WHAT YOU WILL DO: Please copy each line below that contains the word "Oluştur".
--- RECORDS SUPPLIED Enclosed Below ---
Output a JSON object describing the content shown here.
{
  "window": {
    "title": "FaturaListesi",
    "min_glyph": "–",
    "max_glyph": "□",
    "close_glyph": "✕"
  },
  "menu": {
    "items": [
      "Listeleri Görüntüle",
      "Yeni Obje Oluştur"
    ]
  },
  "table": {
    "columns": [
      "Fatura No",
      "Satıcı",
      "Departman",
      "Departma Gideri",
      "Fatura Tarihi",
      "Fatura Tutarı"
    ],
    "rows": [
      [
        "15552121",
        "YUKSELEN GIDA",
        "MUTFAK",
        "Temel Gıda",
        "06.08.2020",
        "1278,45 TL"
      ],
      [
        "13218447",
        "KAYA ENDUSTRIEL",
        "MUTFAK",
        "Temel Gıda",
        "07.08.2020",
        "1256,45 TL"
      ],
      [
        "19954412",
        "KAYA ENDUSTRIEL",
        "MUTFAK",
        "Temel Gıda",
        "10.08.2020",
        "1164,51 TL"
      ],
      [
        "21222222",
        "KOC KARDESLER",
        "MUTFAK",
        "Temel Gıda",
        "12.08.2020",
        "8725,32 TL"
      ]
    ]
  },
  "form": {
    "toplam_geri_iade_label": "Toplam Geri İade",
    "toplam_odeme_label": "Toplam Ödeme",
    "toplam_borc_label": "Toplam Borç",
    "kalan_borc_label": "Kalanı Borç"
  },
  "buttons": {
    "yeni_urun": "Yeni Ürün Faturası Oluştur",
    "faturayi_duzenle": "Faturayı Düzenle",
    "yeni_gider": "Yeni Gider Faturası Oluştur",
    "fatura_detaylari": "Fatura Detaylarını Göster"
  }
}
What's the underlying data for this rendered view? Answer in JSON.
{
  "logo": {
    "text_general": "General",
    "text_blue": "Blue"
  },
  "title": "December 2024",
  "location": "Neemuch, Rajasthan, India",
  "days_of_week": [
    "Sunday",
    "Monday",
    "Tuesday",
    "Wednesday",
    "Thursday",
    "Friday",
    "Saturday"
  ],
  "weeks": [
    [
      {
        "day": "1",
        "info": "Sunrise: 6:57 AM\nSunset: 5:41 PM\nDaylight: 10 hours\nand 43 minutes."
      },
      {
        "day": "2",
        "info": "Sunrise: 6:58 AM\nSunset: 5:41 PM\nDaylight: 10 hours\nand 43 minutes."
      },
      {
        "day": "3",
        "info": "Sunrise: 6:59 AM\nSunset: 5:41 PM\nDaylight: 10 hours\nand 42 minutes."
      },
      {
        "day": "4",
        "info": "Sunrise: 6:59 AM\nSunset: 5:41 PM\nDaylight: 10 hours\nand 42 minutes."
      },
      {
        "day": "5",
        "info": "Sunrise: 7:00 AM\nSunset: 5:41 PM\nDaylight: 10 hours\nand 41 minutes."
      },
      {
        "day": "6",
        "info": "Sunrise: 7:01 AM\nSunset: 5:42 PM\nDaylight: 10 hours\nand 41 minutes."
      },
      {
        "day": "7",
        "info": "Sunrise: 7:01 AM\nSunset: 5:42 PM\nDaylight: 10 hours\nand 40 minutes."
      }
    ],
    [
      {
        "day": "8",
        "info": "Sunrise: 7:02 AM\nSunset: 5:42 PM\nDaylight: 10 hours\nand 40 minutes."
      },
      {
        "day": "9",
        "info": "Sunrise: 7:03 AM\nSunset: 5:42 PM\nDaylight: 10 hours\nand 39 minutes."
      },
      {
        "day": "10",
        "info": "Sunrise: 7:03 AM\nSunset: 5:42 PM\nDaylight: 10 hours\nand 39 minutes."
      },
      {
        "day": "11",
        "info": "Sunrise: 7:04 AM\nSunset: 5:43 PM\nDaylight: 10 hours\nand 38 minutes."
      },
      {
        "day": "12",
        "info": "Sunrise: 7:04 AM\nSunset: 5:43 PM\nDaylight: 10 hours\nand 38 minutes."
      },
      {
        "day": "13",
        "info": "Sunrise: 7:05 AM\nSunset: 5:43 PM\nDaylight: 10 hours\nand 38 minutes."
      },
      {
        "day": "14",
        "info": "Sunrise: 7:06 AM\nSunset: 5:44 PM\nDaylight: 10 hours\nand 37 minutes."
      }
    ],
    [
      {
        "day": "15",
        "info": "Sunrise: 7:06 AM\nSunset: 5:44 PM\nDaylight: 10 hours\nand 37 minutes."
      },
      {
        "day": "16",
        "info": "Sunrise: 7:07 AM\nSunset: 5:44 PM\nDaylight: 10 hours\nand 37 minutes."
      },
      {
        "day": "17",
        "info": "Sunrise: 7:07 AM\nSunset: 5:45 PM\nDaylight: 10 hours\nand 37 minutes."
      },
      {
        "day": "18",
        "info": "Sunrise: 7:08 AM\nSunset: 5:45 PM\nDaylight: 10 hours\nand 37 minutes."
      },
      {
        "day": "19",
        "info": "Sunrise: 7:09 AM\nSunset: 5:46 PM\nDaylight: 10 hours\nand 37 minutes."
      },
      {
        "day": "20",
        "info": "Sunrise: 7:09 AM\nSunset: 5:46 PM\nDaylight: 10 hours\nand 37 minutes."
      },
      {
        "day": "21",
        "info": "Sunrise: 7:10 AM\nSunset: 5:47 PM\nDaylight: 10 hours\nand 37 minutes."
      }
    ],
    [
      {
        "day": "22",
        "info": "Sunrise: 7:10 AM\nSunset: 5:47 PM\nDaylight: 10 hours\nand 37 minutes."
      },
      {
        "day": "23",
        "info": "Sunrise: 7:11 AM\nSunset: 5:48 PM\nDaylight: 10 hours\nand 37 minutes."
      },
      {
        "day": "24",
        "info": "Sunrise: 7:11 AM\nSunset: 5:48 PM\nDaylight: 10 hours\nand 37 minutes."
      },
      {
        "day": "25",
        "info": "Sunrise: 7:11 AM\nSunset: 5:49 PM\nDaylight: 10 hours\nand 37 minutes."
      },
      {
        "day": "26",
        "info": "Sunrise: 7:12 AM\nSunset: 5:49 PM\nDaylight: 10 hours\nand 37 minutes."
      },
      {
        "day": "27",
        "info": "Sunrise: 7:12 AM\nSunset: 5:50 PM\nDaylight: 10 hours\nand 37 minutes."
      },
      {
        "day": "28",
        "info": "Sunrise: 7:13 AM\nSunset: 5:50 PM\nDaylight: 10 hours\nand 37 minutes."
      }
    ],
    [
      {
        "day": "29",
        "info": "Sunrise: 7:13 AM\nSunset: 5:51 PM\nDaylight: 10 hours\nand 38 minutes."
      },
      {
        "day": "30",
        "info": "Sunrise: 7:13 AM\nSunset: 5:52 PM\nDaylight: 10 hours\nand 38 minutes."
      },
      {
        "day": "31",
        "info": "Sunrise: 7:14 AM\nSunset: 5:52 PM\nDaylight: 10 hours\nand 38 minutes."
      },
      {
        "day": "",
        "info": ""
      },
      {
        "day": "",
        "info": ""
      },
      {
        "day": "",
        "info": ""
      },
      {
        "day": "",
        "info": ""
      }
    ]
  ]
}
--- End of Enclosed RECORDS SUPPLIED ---
EXPECTED ANSWER:
      "Yeni Obje Oluştur"
    "yeni_urun": "Yeni Ürün Faturası Oluştur",
    "yeni_gider": "Yeni Gider Faturası Oluştur",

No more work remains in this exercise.